This is another issue. I don't see any possible way that you couldn't guess exactly what would happen in this book. Everything was incredibly obvious, especially the mystery due to Aria's lost memories. Thus, there is no suspense. Just a lot of giggling as Aria acts hilariously oblivious until she finds something out, and then she says everything makes sense. No. It doesn't. It's overly dramatic and ridiculous. The characters have no depth and the plot no nuances. The only one plot event that semi-surprised me was one of the characters at the end, and I couldn't even feel betrayed because it was way too easy of a plot twist and the character became evil in like, five minutes, what with their evil laugh and machine guns.
Of course people die. You can't even feel sorry for them because Aria doesn't. She almost does, but oh, they sacrificed themselves for her and she owes it to them to make sure their sacrifice isn't for vain. And why would anyone die so easily?
The thing that got closest to truly pissing me off was the world building and the politics. The world is ridiculous. They have "TouchMe"s or whatever, and apparently Twitter still exists even though it wasn't mentioned once. It's a futuristic world with no cameras or microphones in rooms, which is just BS. There are TVs and the technology is just a massive fail. Also, they collapse buildings for fun, which is actually cool in a creepy way, except when you hear that sometimes, people don't get the message and are still inside it as it collapses and then they die.
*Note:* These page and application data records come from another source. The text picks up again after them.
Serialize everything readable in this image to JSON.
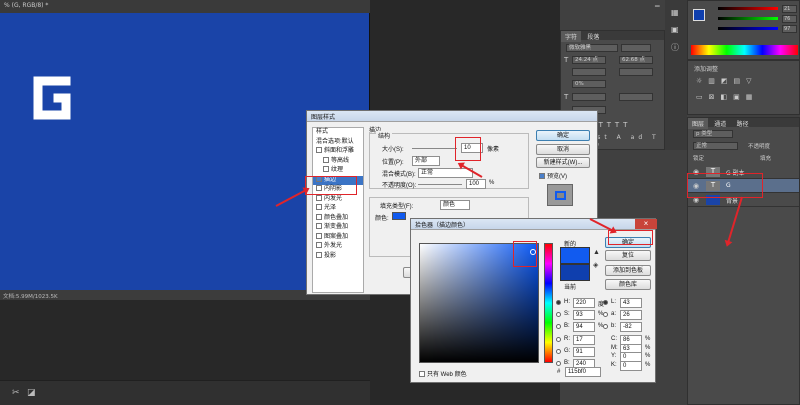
{
  "document": {
    "tab_title": "% (G, RGB/8) *",
    "glyph": "G",
    "status": "文档:5.99M/1023.5K"
  },
  "layer_style_dialog": {
    "title": "图层样式",
    "styles_header": "样式",
    "blend_default": "混合选项:默认",
    "items": [
      {
        "label": "斜面和浮雕",
        "checked": false,
        "selected": false
      },
      {
        "label": "等高线",
        "checked": false,
        "selected": false
      },
      {
        "label": "纹理",
        "checked": false,
        "selected": false
      },
      {
        "label": "描边",
        "checked": true,
        "selected": true
      },
      {
        "label": "内阴影",
        "checked": false,
        "selected": false
      },
      {
        "label": "内发光",
        "checked": false,
        "selected": false
      },
      {
        "label": "光泽",
        "checked": false,
        "selected": false
      },
      {
        "label": "颜色叠加",
        "checked": false,
        "selected": false
      },
      {
        "label": "渐变叠加",
        "checked": false,
        "selected": false
      },
      {
        "label": "图案叠加",
        "checked": false,
        "selected": false
      },
      {
        "label": "外发光",
        "checked": false,
        "selected": false
      },
      {
        "label": "投影",
        "checked": false,
        "selected": false
      }
    ],
    "stroke_header": "描边",
    "structure": "结构",
    "size_label": "大小(S):",
    "size_value": "10",
    "size_unit": "像素",
    "position_label": "位置(P):",
    "position_value": "外部",
    "blend_label": "混合模式(B):",
    "blend_value": "正常",
    "opacity_label": "不透明度(O):",
    "opacity_value": "100",
    "opacity_unit": "%",
    "fill_type_label": "填充类型(F):",
    "fill_type_value": "颜色",
    "color_label": "颜色:",
    "ok": "确定",
    "cancel": "取消",
    "new_style": "新建样式(W)...",
    "preview": "预览(V)",
    "set_default": "设"
  },
  "color_picker": {
    "title": "拾色器（描边颜色）",
    "new_label": "新的",
    "current_label": "当前",
    "ok": "确定",
    "reset": "复位",
    "add_swatches": "添加到色板",
    "color_libraries": "颜色库",
    "web_only": "只有 Web 颜色",
    "fields": [
      {
        "label": "H:",
        "value": "220",
        "unit": "度"
      },
      {
        "label": "S:",
        "value": "93",
        "unit": "%"
      },
      {
        "label": "B:",
        "value": "94",
        "unit": "%"
      },
      {
        "label": "R:",
        "value": "17",
        "unit": ""
      },
      {
        "label": "G:",
        "value": "91",
        "unit": ""
      },
      {
        "label": "B:",
        "value": "240",
        "unit": ""
      }
    ],
    "lab_fields": [
      {
        "label": "L:",
        "value": "43"
      },
      {
        "label": "a:",
        "value": "26"
      },
      {
        "label": "b:",
        "value": "-82"
      }
    ],
    "cmyk_fields": [
      {
        "label": "C:",
        "value": "86",
        "unit": "%"
      },
      {
        "label": "M:",
        "value": "63",
        "unit": "%"
      },
      {
        "label": "Y:",
        "value": "0",
        "unit": "%"
      },
      {
        "label": "K:",
        "value": "0",
        "unit": "%"
      }
    ],
    "hex_label": "#",
    "hex_value": "115bf0",
    "colors": {
      "new": "#115bf0",
      "current": "#0f3fae",
      "stroke_swatch": "#115bf0"
    }
  },
  "panels": {
    "character_tabs": [
      "字符",
      "段落"
    ],
    "font_family": "微软雅黑",
    "font_size": "24.24 点",
    "leading": "62.68 点",
    "tracking": "0%",
    "color_values": [
      "21",
      "76",
      "97"
    ],
    "adjust_label": "添加调整",
    "styles_tab": "样式",
    "layers_tabs": [
      "图层",
      "通道",
      "路径"
    ],
    "kind_label": "p 类型",
    "blend_mode": "正常",
    "opacity": "不透明度",
    "fill": "填充",
    "lock": "锁定",
    "layers": [
      {
        "name": "G 副本",
        "type": "T",
        "selected": false
      },
      {
        "name": "G",
        "type": "T",
        "selected": true
      },
      {
        "name": "背景",
        "type": "bg",
        "selected": false
      }
    ]
  }
}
Also, while there is supposed to be such a divide between the rich and the poor, I don't see it. Okay, Aria lives up high and has nice clothes and food. The only poor people we ever meet are either drug addicts, or they have motorcycles.
The politics especially had me facepalming. PEOPLE ARE NOT THAT IDIOTIC. Gosh, I hate how little credit voters get and books like this don't help. Mystic City pretends that there is a good side and a bad side even if I have heard NO concrete plans promising any sort of change. They're selling ideals, not ideas, and the fact that no ideas are actually set forth kills me a little because how can you actually trust them? Maybe they're just as bad as what you have already.
I could probably go on, but I don't want to. This book failed in many ways. I can't even mention some of the most ridiculous aspects without spoiling. The story is not believable. The characters have no depth. The plot is ridiculous. It's entertaining, sure, but I want more quality entertainment. Alas, I can't imagine wanting to read the sequel.
I feel it's necessary to offer the disclaimer that this is just my subjective opinion. Maybe there are people that thought Mystic City to be incredibly well thought out and stuff. I'm not one of them. 1 heart.